Although there is probably no 100% safe method to detect whether a used car has been clocked, there are a few indications which should raise a red flag. If one of them applies, that’s a reason for concern. If several do, you probably ought to stay away from the deal.
Check the electricals
Digital tampering may not leave visible signs in a way that mechanical clocking does. But it does leave traces.
Clocking should, in theory, register as a malfunction. We Buy Any Car lists “basic electrical glitches, including dim lights from a charging malfunction and any issues on the car’s trip computer” as examples of this.
If any of these turn up, it could be an indication that this particular was clocked.
Check the state of the car
When you’re buying a used car, you’ll probably want to conduct a vehicle inspection anyway. With clocking rampant, use the opportunity to verify if the state of the vehicle matches its mileage.
Express recommends: “Check the steering wheel, driver’s seat and pedals for wear that is disproportionate to the claimed mileage as a sign of a clocked car.”
Never tire of tyres
According to Wikihow, tyres are a particularly good gauge for determining the state of the car.
Tyres need to be replaced every so many miles. So if the wheels still look fairly new, then you can assume they have at least been replaced once.

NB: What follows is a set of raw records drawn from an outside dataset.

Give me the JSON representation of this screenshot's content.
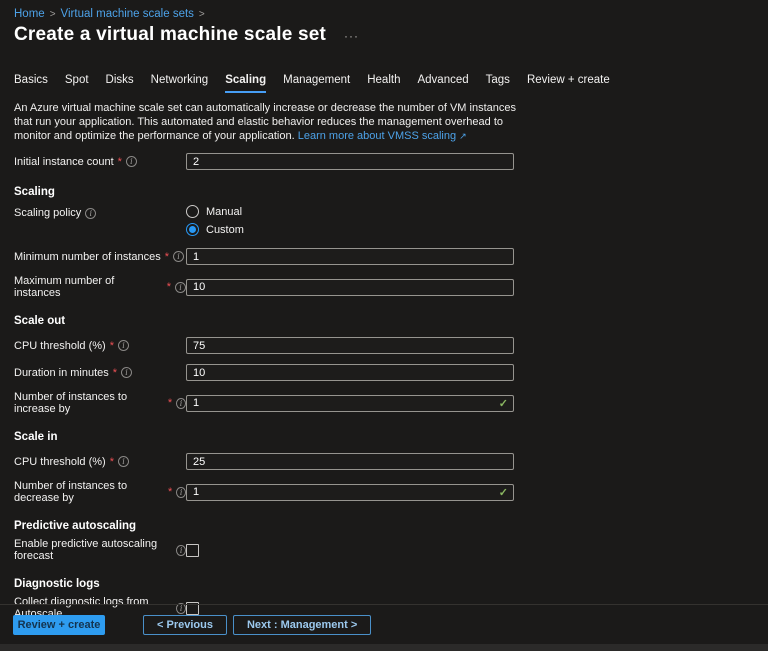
{
  "breadcrumb": {
    "items": [
      "Home",
      "Virtual machine scale sets"
    ],
    "separator": ">"
  },
  "page": {
    "title": "Create a virtual machine scale set",
    "more_label": "···"
  },
  "tabs": {
    "items": [
      "Basics",
      "Spot",
      "Disks",
      "Networking",
      "Scaling",
      "Management",
      "Health",
      "Advanced",
      "Tags",
      "Review + create"
    ],
    "selected": "Scaling"
  },
  "intro": {
    "text": "An Azure virtual machine scale set can automatically increase or decrease the number of VM instances that run your application. This automated and elastic behavior reduces the management overhead to monitor and optimize the performance of your application.",
    "link_label": "Learn more about VMSS scaling",
    "external_icon": "↗"
  },
  "form": {
    "info_icon_glyph": "i",
    "required_mark": "*",
    "initial_instance_count": {
      "label": "Initial instance count",
      "value": "2"
    },
    "scaling": {
      "title": "Scaling",
      "policy": {
        "label": "Scaling policy",
        "options": [
          "Manual",
          "Custom"
        ],
        "selected": "Custom"
      },
      "min_instances": {
        "label": "Minimum number of instances",
        "value": "1"
      },
      "max_instances": {
        "label": "Maximum number of instances",
        "value": "10"
      }
    },
    "scale_out": {
      "title": "Scale out",
      "cpu_threshold": {
        "label": "CPU threshold (%)",
        "value": "75"
      },
      "duration": {
        "label": "Duration in minutes",
        "value": "10"
      },
      "increase_by": {
        "label": "Number of instances to increase by",
        "value": "1",
        "valid_icon": "✓"
      }
    },
    "scale_in": {
      "title": "Scale in",
      "cpu_threshold": {
        "label": "CPU threshold (%)",
        "value": "25"
      },
      "decrease_by": {
        "label": "Number of instances to decrease by",
        "value": "1",
        "valid_icon": "✓"
      }
    },
    "predictive": {
      "title": "Predictive autoscaling",
      "checkbox_label": "Enable predictive autoscaling forecast",
      "checked": false
    },
    "diagnostic": {
      "title": "Diagnostic logs",
      "checkbox_label": "Collect diagnostic logs from Autoscale",
      "checked": false
    }
  },
  "footer": {
    "review_create_label": "Review + create",
    "previous_label": "< Previous",
    "next_label": "Next : Management >"
  },
  "colors": {
    "background": "#1b1a19",
    "link_blue": "#4da2e8",
    "accent_blue": "#2899f5",
    "tab_underline": "#479ef5",
    "required_red": "#ee5055",
    "success_green": "#8ab661",
    "primary_button_bg": "#2e9cf0",
    "primary_button_text": "#14344f"
  }
}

Excessive wear and tear of the treads on the tires is another sign that the car may be older than the seller is claiming.
Get a vehicle history report
These reports contain all relevant information pertaining to the car in question. You’ll be able to see if it has been repainted, how the previous owner dealt with MOT repairs and what the odometer reading was at previous inspections.
Buy at a respected dealership
Dealers aren’t perfect. And, as we already indicated, some of them have been found to clock their cars as well.
But chances of a dealer manipulating a car are far slimmer than this happening on the private car market. You’ll have a far better position to get your money back if you’re buying from an official dealer, too.
At CCC, we have plenty of used cars in all shapes, sizes and at great prices. Guaranteed without clocking.